▸ **The problem**: Where does "Hospital" occur in the listing? Copy every line that holds it.

-- Recorded information follows --

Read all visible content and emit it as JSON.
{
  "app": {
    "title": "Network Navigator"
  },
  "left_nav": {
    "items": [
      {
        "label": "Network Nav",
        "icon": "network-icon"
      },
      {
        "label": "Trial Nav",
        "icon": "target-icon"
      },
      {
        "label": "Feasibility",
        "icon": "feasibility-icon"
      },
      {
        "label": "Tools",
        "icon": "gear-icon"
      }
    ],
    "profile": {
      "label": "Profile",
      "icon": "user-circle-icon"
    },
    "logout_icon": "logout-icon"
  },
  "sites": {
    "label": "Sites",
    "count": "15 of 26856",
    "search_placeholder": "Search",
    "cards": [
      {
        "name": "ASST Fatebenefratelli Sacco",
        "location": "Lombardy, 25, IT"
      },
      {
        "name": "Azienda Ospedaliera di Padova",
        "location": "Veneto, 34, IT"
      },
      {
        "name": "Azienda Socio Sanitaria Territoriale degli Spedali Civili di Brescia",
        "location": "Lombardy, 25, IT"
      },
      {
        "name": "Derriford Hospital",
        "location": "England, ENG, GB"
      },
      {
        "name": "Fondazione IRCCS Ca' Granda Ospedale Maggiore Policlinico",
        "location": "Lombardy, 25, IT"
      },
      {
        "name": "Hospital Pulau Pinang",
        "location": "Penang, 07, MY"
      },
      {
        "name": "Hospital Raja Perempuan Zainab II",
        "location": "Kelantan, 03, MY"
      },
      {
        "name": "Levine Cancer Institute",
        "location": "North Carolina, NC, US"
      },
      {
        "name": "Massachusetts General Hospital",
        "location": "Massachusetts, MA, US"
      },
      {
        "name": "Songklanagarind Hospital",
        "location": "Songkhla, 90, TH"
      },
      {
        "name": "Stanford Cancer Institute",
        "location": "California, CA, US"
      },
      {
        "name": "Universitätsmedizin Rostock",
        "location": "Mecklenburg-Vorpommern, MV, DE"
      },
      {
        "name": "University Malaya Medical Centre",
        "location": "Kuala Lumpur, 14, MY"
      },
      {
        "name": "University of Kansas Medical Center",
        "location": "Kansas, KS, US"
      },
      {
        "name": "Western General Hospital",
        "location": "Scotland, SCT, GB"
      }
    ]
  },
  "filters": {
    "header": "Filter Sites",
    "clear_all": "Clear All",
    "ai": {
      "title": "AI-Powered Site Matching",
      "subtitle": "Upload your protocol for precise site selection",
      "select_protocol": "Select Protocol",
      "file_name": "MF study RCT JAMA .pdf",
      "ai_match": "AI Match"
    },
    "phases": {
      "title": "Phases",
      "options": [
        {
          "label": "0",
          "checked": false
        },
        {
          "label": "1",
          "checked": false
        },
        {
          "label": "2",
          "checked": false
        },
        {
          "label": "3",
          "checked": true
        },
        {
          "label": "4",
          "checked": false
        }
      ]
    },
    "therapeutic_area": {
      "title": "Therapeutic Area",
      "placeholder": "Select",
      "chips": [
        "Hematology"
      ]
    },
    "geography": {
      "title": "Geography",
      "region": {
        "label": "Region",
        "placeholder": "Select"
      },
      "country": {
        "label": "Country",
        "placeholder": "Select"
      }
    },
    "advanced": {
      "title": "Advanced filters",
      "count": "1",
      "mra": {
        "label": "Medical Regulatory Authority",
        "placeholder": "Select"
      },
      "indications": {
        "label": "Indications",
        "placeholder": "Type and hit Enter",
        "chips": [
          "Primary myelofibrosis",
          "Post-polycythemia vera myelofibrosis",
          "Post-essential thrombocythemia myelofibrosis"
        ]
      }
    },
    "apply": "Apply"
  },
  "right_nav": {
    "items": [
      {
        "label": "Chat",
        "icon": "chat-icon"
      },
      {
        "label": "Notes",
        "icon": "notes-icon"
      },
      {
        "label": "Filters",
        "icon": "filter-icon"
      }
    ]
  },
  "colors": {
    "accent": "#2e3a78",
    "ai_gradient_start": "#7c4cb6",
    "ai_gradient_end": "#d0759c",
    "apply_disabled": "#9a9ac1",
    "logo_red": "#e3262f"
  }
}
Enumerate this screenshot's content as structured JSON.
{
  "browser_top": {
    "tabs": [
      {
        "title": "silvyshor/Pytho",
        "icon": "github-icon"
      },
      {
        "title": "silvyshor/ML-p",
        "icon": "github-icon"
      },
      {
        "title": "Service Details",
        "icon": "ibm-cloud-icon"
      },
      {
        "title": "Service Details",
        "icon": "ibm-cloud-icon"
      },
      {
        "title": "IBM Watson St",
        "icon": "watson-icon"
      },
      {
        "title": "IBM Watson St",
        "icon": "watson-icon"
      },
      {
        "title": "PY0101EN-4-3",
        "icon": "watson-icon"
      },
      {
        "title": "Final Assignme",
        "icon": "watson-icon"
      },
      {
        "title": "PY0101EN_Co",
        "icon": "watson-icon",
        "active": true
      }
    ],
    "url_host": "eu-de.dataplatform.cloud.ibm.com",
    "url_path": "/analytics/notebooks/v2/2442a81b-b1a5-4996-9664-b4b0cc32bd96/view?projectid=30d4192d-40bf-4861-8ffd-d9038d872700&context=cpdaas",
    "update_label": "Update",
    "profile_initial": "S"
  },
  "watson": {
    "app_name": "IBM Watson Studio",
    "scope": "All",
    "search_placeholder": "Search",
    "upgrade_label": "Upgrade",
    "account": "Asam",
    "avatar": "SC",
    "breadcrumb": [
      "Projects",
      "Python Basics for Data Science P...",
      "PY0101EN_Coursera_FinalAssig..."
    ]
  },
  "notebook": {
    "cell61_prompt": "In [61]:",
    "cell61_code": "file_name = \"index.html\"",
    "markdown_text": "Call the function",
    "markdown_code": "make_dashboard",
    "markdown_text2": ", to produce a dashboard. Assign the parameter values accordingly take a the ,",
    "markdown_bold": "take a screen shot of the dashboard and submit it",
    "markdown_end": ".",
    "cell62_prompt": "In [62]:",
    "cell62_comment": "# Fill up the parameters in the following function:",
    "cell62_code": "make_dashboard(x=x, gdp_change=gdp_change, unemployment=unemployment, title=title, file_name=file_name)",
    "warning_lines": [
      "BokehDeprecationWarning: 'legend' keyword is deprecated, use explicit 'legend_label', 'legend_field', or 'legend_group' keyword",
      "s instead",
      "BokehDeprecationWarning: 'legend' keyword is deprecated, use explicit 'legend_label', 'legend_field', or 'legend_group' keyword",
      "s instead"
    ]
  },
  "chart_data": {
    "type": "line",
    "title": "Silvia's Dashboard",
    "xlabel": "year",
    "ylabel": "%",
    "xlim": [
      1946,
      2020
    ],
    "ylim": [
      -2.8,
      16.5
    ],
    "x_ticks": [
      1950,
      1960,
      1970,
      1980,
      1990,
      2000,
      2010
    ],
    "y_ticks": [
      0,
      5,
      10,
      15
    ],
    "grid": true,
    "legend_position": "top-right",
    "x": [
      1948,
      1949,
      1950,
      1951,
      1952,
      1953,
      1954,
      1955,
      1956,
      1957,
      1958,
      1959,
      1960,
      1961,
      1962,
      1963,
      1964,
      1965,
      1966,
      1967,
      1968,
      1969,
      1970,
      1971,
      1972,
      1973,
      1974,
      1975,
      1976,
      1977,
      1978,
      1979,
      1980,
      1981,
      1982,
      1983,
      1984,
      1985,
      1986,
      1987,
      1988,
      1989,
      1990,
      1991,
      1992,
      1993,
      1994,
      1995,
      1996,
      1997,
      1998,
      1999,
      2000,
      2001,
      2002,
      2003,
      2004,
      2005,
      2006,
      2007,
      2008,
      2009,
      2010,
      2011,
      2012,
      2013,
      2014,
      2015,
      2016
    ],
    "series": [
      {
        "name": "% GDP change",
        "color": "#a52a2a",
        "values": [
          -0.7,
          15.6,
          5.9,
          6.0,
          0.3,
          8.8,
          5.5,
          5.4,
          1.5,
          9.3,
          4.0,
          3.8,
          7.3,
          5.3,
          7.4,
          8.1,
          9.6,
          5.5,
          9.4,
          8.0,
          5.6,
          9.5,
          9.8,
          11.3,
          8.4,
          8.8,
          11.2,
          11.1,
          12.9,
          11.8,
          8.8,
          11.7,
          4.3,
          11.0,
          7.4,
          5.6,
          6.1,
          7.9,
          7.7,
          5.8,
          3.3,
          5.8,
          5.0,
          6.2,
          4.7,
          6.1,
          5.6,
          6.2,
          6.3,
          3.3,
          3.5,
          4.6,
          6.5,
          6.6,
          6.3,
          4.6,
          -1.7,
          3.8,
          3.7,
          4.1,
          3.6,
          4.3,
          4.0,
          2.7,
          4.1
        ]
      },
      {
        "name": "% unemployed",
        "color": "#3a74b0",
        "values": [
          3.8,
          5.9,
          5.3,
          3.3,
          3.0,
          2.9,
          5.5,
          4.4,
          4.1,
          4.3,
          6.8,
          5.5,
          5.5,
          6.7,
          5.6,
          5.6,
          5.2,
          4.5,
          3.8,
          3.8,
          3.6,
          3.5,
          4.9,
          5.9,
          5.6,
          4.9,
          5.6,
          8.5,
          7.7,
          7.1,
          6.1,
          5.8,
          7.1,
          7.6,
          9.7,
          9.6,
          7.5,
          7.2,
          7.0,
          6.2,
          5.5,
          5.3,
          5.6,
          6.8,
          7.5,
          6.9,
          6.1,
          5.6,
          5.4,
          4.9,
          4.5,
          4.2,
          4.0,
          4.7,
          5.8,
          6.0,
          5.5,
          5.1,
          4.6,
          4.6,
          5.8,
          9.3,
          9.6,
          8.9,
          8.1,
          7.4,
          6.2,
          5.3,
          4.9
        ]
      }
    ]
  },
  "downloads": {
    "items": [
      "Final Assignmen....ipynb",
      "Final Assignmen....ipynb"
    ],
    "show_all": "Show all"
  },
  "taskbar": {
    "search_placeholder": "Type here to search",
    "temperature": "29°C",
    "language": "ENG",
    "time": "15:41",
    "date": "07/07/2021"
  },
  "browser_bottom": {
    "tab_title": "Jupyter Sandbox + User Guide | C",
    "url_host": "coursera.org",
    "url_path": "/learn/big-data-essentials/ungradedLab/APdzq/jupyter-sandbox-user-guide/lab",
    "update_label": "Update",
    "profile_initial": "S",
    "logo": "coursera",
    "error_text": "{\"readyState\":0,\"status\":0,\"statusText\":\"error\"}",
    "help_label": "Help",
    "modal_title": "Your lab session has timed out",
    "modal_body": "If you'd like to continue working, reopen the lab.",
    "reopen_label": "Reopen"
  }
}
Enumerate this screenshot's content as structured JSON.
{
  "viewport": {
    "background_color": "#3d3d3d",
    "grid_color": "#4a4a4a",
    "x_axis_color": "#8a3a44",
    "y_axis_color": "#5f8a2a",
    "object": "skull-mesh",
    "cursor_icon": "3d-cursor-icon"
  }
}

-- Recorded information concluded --

▸ **Result of this task**:
        "name": "Derriford Hospital",
        "name": "Hospital Pulau Pinang",
        "name": "Hospital Raja Perempuan Zainab II",
        "name": "Massachusetts General Hospital",
        "name": "Songklanagarind Hospital",
        "name": "Western General Hospital",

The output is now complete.